In August, FE had reported that PBs have requested RBI to allow them to lend money to their customers.
The Reserve Bank of India (RBI) on Thursday allowed payments banks (PBs), which have been in operation for
at least five years, to convert to small finance banks (SFBs). In guidelines for on-tap licensing of SFBs released today, the central bank raised the net worth requirement for aspiring SFBs to Rs 200 crore from Rs 100 crore.
Further, primary urban cooperative banks (UCBs) who wish to convert to SFBs will be allowed to do so as long as they have a net worth of Rs 100 crore, which will have to be increased to Rs 200 crore within five years from the date of commencement of business. “Incidentally, the net-worth of all SFBs currently in operation is in excess of Rs 200 crore,” the RBI said in the guidelines.
Henceforth, SFBs will be given scheduled bank status immediately upon commencement of operations and they will have general permission to open banking outlets from the date of commencement of operations. India Post Payments Bank (IPPB) and Paytm Payments Bank have both said they would look to migrate to the SFB model.
In August, FE had reported that PBs have requested RBI to allow them to lend money to their customers. Given the limited viability of the PB model in its current form, several players who were given in-principle approval to launch PBs in 2015 pulled out eventually.
While Cholamandalam Investment and Finance Company, Dilip Shanghvi and Tech Mahindra abandoned plans to launch PBs within months of getting approval, Aditya Birla Payments Bank shut shop earlier this year.

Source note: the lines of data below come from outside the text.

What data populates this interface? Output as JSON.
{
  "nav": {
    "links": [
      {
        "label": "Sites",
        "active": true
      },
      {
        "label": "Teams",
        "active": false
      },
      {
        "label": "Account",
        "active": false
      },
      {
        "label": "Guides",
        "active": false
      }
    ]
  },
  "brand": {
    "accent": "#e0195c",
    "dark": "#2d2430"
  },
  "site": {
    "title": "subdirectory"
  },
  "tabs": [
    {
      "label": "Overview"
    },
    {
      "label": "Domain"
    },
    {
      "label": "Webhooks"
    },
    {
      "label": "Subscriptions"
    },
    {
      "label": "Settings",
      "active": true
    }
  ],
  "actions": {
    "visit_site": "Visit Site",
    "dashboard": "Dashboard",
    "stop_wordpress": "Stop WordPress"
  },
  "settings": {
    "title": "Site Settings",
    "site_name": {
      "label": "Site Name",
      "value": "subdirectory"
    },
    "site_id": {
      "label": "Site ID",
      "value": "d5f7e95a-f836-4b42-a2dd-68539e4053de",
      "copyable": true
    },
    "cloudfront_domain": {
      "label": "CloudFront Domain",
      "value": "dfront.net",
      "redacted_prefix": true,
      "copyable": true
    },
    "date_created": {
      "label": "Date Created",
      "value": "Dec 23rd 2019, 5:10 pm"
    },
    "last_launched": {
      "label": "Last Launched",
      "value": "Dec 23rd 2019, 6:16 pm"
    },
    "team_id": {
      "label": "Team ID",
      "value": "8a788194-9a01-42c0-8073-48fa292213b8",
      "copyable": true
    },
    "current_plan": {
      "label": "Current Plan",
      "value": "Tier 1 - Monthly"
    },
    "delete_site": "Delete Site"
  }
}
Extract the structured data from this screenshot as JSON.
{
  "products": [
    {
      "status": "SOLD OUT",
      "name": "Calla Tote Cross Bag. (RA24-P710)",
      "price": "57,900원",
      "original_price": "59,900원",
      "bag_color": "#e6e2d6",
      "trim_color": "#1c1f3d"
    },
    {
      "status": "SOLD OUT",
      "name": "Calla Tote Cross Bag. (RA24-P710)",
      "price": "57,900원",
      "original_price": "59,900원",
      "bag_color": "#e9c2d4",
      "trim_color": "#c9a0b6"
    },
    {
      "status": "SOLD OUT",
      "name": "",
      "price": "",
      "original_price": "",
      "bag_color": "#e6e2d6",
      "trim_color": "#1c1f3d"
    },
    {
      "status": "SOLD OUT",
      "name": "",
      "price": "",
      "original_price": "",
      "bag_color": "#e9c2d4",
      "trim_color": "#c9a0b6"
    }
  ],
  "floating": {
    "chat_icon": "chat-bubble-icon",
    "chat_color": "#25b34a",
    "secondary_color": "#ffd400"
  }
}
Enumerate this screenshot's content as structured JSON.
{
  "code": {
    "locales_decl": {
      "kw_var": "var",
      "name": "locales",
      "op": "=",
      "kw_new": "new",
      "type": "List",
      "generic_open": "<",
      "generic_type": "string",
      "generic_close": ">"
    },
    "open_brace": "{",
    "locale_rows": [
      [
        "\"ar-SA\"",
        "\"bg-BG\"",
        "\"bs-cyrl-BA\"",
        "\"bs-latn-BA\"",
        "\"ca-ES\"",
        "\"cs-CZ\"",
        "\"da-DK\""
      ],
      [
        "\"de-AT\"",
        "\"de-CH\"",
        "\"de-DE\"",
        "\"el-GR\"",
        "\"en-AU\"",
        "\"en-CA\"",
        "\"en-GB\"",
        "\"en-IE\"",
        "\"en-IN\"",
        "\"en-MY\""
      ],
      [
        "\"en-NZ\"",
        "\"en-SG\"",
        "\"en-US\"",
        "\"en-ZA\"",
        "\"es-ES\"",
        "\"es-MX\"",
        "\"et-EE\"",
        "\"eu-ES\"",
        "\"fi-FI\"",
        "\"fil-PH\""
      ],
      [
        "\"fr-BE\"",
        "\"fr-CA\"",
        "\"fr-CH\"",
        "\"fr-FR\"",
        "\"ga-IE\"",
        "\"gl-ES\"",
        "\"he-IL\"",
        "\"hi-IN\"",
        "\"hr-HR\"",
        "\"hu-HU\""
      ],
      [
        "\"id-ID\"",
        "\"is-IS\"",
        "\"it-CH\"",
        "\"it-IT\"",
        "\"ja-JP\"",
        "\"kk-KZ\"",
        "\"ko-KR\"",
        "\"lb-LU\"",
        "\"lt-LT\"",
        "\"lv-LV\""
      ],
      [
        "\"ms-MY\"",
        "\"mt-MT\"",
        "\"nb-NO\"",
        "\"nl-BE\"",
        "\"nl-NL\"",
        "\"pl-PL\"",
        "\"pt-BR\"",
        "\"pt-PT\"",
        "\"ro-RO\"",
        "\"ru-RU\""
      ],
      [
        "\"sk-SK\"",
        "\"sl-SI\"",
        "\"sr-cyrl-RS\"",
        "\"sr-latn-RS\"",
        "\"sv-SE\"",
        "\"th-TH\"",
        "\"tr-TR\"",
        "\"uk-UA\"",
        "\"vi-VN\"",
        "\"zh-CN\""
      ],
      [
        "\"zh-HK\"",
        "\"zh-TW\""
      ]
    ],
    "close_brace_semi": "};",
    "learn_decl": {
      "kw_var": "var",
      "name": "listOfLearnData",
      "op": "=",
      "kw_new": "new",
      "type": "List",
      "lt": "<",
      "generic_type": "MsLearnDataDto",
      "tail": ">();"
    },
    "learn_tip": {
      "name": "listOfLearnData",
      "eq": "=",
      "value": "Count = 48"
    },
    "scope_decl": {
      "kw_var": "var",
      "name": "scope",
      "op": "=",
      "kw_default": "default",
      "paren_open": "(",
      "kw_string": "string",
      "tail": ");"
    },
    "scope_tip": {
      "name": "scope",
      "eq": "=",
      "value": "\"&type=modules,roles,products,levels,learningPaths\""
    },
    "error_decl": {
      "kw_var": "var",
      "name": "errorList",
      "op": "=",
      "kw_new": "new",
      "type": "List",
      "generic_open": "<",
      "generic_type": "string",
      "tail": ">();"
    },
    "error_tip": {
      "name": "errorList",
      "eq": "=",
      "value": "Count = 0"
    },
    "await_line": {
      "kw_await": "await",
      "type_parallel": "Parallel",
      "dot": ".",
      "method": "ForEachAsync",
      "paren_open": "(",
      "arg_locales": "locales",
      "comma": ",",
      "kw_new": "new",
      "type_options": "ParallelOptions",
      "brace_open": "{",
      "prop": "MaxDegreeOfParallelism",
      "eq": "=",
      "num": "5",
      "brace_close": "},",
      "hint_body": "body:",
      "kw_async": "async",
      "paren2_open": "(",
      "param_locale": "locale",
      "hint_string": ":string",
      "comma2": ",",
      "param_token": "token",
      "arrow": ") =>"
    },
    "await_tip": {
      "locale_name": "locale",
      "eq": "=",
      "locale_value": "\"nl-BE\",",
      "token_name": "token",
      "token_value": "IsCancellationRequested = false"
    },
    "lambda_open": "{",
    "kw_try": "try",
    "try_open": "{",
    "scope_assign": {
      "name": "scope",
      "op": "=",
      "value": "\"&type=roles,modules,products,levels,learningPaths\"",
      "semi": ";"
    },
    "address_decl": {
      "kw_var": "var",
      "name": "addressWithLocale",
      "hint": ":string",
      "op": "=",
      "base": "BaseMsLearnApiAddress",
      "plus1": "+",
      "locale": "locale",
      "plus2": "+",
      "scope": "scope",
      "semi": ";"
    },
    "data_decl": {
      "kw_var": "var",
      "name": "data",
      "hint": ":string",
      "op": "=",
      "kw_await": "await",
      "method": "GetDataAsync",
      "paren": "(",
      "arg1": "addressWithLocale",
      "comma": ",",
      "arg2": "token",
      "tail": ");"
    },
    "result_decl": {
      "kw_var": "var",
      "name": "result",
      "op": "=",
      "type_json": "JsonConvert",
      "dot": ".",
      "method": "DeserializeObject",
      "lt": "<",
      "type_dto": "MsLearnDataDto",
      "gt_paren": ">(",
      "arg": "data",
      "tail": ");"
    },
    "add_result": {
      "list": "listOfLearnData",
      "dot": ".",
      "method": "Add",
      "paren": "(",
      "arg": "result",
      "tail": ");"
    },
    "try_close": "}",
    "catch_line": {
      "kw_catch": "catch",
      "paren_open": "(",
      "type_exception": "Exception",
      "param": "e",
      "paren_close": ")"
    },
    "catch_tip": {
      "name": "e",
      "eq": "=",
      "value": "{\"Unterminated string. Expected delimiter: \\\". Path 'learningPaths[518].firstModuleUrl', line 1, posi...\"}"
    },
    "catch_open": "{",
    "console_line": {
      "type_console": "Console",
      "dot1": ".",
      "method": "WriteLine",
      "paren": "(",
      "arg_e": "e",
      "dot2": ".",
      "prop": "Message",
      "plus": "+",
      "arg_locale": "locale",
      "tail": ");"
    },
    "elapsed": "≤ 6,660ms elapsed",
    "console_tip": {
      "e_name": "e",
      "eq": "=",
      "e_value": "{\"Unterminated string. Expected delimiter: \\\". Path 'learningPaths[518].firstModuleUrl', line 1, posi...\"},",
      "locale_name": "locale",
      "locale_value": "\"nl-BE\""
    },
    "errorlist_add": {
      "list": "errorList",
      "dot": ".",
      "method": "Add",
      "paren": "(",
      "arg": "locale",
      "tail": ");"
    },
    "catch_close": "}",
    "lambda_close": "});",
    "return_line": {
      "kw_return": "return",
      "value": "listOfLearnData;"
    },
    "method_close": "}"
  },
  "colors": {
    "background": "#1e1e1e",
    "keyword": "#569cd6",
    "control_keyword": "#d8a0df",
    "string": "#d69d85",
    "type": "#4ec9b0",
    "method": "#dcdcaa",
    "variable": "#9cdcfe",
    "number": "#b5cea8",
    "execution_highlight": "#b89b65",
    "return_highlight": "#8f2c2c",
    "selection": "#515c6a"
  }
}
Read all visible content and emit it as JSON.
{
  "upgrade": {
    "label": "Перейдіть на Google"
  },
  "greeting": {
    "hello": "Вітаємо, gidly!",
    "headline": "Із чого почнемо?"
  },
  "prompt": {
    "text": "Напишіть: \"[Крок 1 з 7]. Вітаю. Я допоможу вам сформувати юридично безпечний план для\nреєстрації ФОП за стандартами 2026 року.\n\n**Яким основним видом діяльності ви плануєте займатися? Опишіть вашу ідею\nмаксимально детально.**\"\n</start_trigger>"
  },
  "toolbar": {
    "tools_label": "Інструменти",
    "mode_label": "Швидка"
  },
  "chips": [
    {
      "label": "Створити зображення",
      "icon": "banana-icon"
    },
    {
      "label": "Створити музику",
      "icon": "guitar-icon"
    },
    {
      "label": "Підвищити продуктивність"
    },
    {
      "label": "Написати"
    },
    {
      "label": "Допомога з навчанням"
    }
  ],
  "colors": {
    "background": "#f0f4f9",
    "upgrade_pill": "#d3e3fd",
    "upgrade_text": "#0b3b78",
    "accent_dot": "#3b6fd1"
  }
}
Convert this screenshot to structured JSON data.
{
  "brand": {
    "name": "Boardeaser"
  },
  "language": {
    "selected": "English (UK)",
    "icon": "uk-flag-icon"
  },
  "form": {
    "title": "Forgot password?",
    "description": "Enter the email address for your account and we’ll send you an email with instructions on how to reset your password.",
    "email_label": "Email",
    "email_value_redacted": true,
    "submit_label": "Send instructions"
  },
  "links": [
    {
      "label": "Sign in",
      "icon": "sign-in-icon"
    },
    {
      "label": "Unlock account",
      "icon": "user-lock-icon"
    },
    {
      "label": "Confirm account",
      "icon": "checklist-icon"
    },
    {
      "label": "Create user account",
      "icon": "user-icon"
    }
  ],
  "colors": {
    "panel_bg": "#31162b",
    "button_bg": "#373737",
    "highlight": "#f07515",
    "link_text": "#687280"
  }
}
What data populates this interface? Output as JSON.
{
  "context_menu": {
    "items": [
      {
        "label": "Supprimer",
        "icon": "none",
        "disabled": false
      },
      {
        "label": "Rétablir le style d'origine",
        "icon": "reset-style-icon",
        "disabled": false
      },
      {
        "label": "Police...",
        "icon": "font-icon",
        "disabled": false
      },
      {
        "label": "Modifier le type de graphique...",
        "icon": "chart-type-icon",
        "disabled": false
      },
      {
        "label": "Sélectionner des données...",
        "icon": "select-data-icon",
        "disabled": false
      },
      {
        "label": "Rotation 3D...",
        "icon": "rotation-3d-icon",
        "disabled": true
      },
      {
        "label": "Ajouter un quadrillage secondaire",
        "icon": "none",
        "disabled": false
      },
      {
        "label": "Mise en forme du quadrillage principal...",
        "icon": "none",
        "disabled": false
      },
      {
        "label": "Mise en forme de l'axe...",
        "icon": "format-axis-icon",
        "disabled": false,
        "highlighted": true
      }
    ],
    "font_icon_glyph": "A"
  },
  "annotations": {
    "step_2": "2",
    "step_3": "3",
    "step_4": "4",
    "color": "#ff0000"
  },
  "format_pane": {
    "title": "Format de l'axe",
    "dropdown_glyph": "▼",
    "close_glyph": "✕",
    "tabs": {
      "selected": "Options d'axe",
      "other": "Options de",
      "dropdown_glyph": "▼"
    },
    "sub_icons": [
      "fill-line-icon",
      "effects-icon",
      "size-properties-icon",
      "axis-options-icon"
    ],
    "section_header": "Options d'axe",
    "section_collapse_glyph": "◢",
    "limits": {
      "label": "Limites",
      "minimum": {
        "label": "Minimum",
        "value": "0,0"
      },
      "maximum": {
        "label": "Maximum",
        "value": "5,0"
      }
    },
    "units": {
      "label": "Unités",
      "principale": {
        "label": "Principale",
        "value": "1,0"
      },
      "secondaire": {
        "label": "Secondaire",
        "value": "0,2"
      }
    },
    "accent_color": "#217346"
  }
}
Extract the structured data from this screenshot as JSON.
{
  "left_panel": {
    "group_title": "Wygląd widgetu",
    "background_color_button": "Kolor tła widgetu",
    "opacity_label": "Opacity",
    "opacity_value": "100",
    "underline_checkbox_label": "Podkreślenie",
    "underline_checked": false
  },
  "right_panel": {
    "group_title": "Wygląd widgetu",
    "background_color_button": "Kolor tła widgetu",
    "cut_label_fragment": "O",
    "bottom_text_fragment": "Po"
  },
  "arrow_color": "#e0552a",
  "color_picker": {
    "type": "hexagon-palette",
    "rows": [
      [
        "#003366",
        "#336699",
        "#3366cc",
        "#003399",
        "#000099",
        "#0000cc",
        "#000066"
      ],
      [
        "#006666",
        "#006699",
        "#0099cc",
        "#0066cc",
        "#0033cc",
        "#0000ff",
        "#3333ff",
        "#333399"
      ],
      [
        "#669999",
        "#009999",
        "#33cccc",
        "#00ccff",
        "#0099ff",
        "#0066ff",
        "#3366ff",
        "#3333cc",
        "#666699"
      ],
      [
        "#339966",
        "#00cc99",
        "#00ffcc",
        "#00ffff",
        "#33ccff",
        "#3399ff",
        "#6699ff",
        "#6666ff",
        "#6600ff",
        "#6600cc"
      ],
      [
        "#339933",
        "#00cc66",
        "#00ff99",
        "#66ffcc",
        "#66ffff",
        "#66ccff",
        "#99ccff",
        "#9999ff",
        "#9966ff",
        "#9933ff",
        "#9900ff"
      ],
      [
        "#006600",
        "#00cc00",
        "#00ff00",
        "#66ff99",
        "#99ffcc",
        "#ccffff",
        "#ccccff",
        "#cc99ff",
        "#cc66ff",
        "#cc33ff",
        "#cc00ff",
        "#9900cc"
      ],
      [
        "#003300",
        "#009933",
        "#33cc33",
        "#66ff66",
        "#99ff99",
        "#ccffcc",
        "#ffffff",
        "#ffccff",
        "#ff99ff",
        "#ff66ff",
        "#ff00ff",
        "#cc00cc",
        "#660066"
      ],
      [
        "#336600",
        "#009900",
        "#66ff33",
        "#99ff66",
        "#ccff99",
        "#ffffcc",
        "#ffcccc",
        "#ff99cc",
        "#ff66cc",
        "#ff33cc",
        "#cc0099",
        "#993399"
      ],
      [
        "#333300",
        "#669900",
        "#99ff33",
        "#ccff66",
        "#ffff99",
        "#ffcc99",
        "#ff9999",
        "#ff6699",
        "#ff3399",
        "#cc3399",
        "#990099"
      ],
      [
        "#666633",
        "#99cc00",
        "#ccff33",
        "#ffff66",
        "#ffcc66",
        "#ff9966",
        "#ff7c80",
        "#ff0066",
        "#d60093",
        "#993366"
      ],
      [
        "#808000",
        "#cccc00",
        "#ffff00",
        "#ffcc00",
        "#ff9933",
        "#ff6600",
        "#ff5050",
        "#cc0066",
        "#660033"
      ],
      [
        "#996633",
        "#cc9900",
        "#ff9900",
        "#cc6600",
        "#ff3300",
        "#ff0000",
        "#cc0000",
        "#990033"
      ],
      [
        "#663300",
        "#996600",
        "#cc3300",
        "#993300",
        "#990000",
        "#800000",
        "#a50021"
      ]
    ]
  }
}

Industry executives say the going for payments banks has become especially tough in the last few years as the payments space came to be dominated by fintech players. Payments banks can only accept savings deposits of up to Rs 1 lakh and invest the money in government securities and bank fixed deposits. As a result, their revenues were a sum of the margins they earned on their investments and fees from remittance services. Lending could offer a way to make the model sustainable.
The SFB model was devised with a view to deepen financial inclusion. These banks are mandated to have at least 75% of their adjusted net bank credit (ANBC) to the sectors eligible for classification as priority sector lending (PSL) to RBI.